### Problem statement
Lines in which "file" appears should be pulled from the data below.

[Start of section]

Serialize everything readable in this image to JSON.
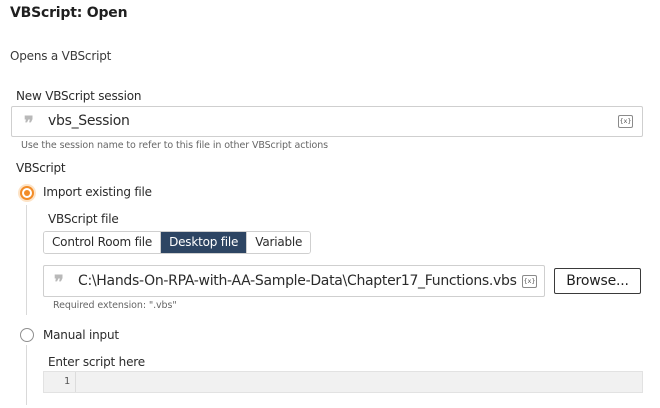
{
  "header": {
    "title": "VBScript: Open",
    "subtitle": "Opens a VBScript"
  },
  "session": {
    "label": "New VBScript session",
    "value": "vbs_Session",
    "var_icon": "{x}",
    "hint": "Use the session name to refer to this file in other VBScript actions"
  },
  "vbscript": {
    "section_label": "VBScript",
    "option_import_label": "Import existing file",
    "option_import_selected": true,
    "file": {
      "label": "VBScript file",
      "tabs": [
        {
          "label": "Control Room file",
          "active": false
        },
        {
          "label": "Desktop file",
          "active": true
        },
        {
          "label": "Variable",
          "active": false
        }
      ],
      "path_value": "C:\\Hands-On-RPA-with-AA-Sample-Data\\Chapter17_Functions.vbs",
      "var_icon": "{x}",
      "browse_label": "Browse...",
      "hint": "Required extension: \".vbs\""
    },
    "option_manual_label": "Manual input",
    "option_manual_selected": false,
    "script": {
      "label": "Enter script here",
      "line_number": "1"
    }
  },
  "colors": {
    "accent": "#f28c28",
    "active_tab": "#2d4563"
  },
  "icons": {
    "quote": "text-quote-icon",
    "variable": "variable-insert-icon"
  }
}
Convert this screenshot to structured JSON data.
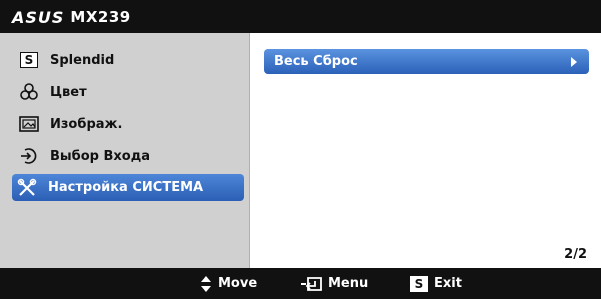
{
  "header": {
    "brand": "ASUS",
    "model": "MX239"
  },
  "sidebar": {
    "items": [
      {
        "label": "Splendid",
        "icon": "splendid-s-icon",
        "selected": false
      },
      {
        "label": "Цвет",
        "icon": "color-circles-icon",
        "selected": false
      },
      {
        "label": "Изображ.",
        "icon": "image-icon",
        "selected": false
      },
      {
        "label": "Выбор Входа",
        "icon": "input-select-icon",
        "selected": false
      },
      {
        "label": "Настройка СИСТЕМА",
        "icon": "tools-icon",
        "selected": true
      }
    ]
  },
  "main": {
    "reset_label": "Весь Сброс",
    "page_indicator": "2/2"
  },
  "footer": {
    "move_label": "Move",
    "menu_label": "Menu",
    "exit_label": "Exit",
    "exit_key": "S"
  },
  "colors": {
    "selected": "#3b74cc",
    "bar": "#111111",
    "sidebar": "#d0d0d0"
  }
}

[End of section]
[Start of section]

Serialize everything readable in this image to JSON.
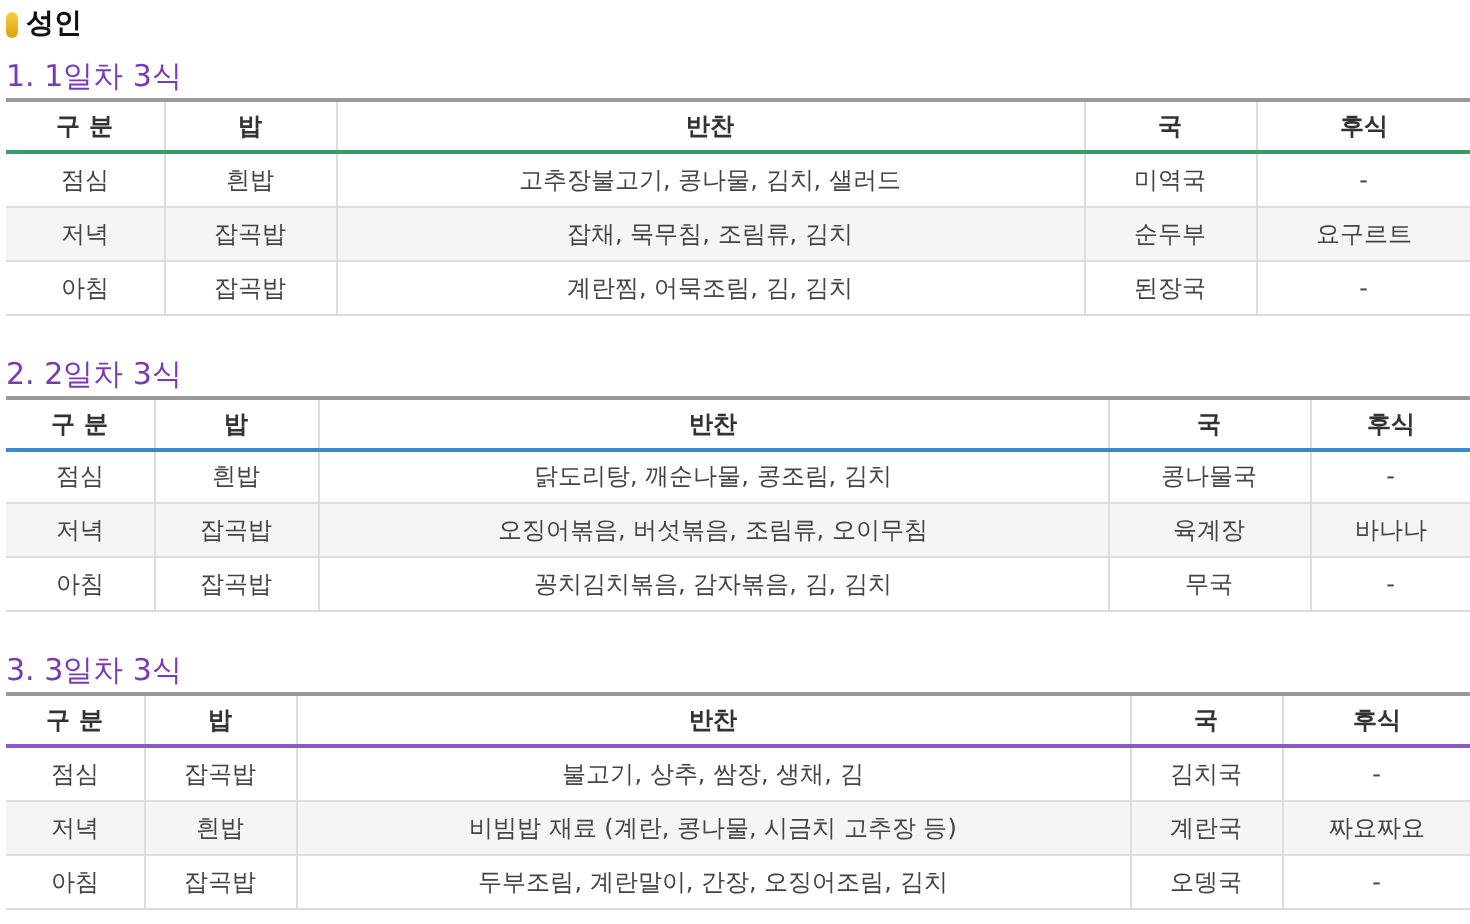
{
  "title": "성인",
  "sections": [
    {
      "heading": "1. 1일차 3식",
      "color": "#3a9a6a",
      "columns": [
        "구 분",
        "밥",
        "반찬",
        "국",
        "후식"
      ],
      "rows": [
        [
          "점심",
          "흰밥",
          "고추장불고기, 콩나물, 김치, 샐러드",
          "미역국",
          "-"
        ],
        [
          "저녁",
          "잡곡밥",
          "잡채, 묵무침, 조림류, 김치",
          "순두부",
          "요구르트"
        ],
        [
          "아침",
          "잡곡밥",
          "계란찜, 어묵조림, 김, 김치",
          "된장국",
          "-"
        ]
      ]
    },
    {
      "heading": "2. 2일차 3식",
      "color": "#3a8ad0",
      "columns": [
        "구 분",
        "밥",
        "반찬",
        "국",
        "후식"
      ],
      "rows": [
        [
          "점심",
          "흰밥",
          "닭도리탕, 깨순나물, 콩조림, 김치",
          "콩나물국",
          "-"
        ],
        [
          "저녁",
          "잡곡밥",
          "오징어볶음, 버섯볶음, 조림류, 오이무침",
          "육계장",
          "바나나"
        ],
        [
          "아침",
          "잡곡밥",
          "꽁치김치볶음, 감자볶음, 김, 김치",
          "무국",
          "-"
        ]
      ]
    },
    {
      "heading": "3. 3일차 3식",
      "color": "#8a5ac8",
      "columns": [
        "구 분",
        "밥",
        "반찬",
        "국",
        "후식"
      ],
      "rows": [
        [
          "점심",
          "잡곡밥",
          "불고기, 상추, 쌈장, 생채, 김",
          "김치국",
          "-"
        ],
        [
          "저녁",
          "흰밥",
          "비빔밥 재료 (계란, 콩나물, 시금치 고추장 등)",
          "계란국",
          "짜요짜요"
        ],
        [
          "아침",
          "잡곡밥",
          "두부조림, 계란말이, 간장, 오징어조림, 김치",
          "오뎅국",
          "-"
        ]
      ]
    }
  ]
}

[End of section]

### Response below
    "hint": "Use the session name to refer to this file in other VBScript actions"
    "option_import_label": "Import existing file",
    "file": {
      "label": "VBScript file",
          "label": "Control Room file",
          "label": "Desktop file",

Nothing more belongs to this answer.